Work required
Carry over every entry exactly as it appears in the records.

[Entries from a dataset of interfaces]
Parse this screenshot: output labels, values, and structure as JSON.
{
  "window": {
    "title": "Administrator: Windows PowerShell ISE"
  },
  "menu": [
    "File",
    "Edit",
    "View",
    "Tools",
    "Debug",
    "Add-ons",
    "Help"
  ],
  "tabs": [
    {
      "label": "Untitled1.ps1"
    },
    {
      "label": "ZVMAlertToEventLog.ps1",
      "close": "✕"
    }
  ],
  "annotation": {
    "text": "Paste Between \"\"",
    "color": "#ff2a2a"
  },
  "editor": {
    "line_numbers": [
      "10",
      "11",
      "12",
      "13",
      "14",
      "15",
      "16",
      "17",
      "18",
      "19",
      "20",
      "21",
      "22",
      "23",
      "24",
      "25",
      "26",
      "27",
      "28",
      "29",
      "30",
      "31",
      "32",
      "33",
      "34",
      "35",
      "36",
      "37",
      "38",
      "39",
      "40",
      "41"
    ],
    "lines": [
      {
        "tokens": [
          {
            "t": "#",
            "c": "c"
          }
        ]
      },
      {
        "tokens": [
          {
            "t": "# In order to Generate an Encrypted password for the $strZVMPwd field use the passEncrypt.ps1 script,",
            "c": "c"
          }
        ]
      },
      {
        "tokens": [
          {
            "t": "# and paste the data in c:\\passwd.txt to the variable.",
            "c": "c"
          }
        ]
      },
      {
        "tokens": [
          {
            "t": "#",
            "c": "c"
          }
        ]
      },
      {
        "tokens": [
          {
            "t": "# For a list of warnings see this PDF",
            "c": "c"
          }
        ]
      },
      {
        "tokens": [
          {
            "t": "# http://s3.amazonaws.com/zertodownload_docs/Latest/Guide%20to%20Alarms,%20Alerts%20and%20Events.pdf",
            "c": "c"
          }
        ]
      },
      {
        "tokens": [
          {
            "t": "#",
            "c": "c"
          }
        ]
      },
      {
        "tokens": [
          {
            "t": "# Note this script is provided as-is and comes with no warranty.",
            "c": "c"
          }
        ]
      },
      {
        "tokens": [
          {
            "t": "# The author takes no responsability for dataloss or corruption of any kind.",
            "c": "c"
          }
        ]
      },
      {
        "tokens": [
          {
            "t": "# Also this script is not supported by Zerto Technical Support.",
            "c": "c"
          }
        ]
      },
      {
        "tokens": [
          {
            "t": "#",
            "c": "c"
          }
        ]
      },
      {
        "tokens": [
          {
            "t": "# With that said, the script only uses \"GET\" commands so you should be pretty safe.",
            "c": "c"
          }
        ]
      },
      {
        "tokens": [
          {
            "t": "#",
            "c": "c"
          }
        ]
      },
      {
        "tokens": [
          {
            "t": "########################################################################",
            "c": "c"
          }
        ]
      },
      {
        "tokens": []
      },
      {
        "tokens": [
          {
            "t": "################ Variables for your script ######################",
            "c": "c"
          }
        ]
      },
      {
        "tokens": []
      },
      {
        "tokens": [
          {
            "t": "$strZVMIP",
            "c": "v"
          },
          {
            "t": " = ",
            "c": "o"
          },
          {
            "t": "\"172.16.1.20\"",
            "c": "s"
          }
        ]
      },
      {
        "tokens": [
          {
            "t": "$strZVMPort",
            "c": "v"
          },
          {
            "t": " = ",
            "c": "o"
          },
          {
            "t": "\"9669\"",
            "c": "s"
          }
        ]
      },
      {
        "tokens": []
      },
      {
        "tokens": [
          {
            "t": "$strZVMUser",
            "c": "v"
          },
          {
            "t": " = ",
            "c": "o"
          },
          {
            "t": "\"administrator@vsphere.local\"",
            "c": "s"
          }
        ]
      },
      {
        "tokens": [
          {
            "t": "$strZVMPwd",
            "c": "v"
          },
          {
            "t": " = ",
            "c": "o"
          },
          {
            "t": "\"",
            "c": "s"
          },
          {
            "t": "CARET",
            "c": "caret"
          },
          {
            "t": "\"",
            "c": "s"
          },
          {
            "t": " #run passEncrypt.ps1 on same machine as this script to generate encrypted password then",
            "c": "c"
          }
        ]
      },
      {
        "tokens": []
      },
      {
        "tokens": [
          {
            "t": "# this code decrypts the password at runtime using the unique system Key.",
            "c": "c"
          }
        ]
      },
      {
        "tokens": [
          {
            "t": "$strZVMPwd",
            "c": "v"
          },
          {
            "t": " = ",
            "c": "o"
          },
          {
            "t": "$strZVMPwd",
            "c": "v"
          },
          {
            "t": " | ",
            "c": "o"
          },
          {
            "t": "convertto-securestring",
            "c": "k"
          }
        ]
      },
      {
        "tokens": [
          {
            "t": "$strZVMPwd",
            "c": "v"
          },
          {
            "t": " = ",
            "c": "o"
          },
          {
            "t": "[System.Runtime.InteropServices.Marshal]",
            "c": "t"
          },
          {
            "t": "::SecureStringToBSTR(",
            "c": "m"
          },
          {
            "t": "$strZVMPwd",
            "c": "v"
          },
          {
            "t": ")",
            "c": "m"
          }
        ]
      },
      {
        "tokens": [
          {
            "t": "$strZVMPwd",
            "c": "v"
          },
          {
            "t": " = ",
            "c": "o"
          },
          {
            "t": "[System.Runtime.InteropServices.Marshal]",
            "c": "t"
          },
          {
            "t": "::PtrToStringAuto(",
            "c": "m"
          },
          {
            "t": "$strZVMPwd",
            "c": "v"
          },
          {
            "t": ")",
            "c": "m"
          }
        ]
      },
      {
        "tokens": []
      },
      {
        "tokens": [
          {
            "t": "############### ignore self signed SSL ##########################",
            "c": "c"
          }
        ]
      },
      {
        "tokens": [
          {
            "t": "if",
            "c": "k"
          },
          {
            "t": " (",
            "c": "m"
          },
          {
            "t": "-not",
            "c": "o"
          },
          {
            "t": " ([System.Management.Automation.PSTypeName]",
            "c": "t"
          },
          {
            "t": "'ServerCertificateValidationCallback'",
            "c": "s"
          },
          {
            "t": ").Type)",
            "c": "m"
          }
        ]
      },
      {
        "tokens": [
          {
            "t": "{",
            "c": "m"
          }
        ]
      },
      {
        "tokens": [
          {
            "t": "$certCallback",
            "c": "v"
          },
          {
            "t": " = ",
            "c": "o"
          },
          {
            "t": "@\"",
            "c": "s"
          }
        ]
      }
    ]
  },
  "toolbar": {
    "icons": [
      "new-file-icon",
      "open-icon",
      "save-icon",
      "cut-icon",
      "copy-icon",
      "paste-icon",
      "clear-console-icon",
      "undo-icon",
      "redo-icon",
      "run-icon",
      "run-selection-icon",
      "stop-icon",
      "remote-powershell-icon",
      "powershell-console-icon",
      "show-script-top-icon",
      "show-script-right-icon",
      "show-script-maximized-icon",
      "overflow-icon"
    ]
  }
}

Answer box
Parse this screenshot: output labels, values, and structure as JSON.
{
  "window": {
    "title": "Administrator: Windows PowerShell ISE"
  },
  "menu": [
    "File",
    "Edit",
    "View",
    "Tools",
    "Debug",
    "Add-ons",
    "Help"
  ],
  "tabs": [
    {
      "label": "Untitled1.ps1"
    },
    {
      "label": "ZVMAlertToEventLog.ps1",
      "close": "✕"
    }
  ],
  "annotation": {
    "text": "Paste Between \"\"",
    "color": "#ff2a2a"
  },
  "editor": {
    "line_numbers": [
      "10",
      "11",
      "12",
      "13",
      "14",
      "15",
      "16",
      "17",
      "18",
      "19",
      "20",
      "21",
      "22",
      "23",
      "24",
      "25",
      "26",
      "27",
      "28",
      "29",
      "30",
      "31",
      "32",
      "33",
      "34",
      "35",
      "36",
      "37",
      "38",
      "39",
      "40",
      "41"
    ],
    "lines": [
      {
        "tokens": [
          {
            "t": "#",
            "c": "c"
          }
        ]
      },
      {
        "tokens": [
          {
            "t": "# In order to Generate an Encrypted password for the $strZVMPwd field use the passEncrypt.ps1 script,",
            "c": "c"
          }
        ]
      },
      {
        "tokens": [
          {
            "t": "# and paste the data in c:\\passwd.txt to the variable.",
            "c": "c"
          }
        ]
      },
      {
        "tokens": [
          {
            "t": "#",
            "c": "c"
          }
        ]
      },
      {
        "tokens": [
          {
            "t": "# For a list of warnings see this PDF",
            "c": "c"
          }
        ]
      },
      {
        "tokens": [
          {
            "t": "# http://s3.amazonaws.com/zertodownload_docs/Latest/Guide%20to%20Alarms,%20Alerts%20and%20Events.pdf",
            "c": "c"
          }
        ]
      },
      {
        "tokens": [
          {
            "t": "#",
            "c": "c"
          }
        ]
      },
      {
        "tokens": [
          {
            "t": "# Note this script is provided as-is and comes with no warranty.",
            "c": "c"
          }
        ]
      },
      {
        "tokens": [
          {
            "t": "# The author takes no responsability for dataloss or corruption of any kind.",
            "c": "c"
          }
        ]
      },
      {
        "tokens": [
          {
            "t": "# Also this script is not supported by Zerto Technical Support.",
            "c": "c"
          }
        ]
      },
      {
        "tokens": [
          {
            "t": "#",
            "c": "c"
          }
        ]
      },
      {
        "tokens": [
          {
            "t": "# With that said, the script only uses \"GET\" commands so you should be pretty safe.",
            "c": "c"
          }
        ]
      },
      {
        "tokens": [
          {
            "t": "#",
            "c": "c"
          }
        ]
      },
      {
        "tokens": [
          {
            "t": "########################################################################",
            "c": "c"
          }
        ]
      },
      {
        "tokens": []
      },
      {
        "tokens": [
          {
            "t": "################ Variables for your script ######################",
            "c": "c"
          }
        ]
      },
      {
        "tokens": []
      },
      {
        "tokens": [
          {
            "t": "$strZVMIP",
            "c": "v"
          },
          {
            "t": " = ",
            "c": "o"
          },
          {
            "t": "\"172.16.1.20\"",
            "c": "s"
          }
        ]
      },
      {
        "tokens": [
          {
            "t": "$strZVMPort",
            "c": "v"
          },
          {
            "t": " = ",
            "c": "o"
          },
          {
            "t": "\"9669\"",
            "c": "s"
          }
        ]
      },
      {
        "tokens": []
      },
      {
        "tokens": [
          {
            "t": "$strZVMUser",
            "c": "v"
          },
          {
            "t": " = ",
            "c": "o"
          },
          {
            "t": "\"administrator@vsphere.local\"",
            "c": "s"
          }
        ]
      },
      {
        "tokens": [
          {
            "t": "$strZVMPwd",
            "c": "v"
          },
          {
            "t": " = ",
            "c": "o"
          },
          {
            "t": "\"",
            "c": "s"
          },
          {
            "t": "CARET",
            "c": "caret"
          },
          {
            "t": "\"",
            "c": "s"
          },
          {
            "t": " #run passEncrypt.ps1 on same machine as this script to generate encrypted password then",
            "c": "c"
          }
        ]
      },
      {
        "tokens": []
      },
      {
        "tokens": [
          {
            "t": "# this code decrypts the password at runtime using the unique system Key.",
            "c": "c"
          }
        ]
      },
      {
        "tokens": [
          {
            "t": "$strZVMPwd",
            "c": "v"
          },
          {
            "t": " = ",
            "c": "o"
          },
          {
            "t": "$strZVMPwd",
            "c": "v"
          },
          {
            "t": " | ",
            "c": "o"
          },
          {
            "t": "convertto-securestring",
            "c": "k"
          }
        ]
      },
      {
        "tokens": [
          {
            "t": "$strZVMPwd",
            "c": "v"
          },
          {
            "t": " = ",
            "c": "o"
          },
          {
            "t": "[System.Runtime.InteropServices.Marshal]",
            "c": "t"
          },
          {
            "t": "::SecureStringToBSTR(",
            "c": "m"
          },
          {
            "t": "$strZVMPwd",
            "c": "v"
          },
          {
            "t": ")",
            "c": "m"
          }
        ]
      },
      {
        "tokens": [
          {
            "t": "$strZVMPwd",
            "c": "v"
          },
          {
            "t": " = ",
            "c": "o"
          },
          {
            "t": "[System.Runtime.InteropServices.Marshal]",
            "c": "t"
          },
          {
            "t": "::PtrToStringAuto(",
            "c": "m"
          },
          {
            "t": "$strZVMPwd",
            "c": "v"
          },
          {
            "t": ")",
            "c": "m"
          }
        ]
      },
      {
        "tokens": []
      },
      {
        "tokens": [
          {
            "t": "############### ignore self signed SSL ##########################",
            "c": "c"
          }
        ]
      },
      {
        "tokens": [
          {
            "t": "if",
            "c": "k"
          },
          {
            "t": " (",
            "c": "m"
          },
          {
            "t": "-not",
            "c": "o"
          },
          {
            "t": " ([System.Management.Automation.PSTypeName]",
            "c": "t"
          },
          {
            "t": "'ServerCertificateValidationCallback'",
            "c": "s"
          },
          {
            "t": ").Type)",
            "c": "m"
          }
        ]
      },
      {
        "tokens": [
          {
            "t": "{",
            "c": "m"
          }
        ]
      },
      {
        "tokens": [
          {
            "t": "$certCallback",
            "c": "v"
          },
          {
            "t": " = ",
            "c": "o"
          },
          {
            "t": "@\"",
            "c": "s"
          }
        ]
      }
    ]
  },
  "toolbar": {
    "icons": [
      "new-file-icon",
      "open-icon",
      "save-icon",
      "cut-icon",
      "copy-icon",
      "paste-icon",
      "clear-console-icon",
      "undo-icon",
      "redo-icon",
      "run-icon",
      "run-selection-icon",
      "stop-icon",
      "remote-powershell-icon",
      "powershell-console-icon",
      "show-script-top-icon",
      "show-script-right-icon",
      "show-script-maximized-icon",
      "overflow-icon"
    ]
  }
}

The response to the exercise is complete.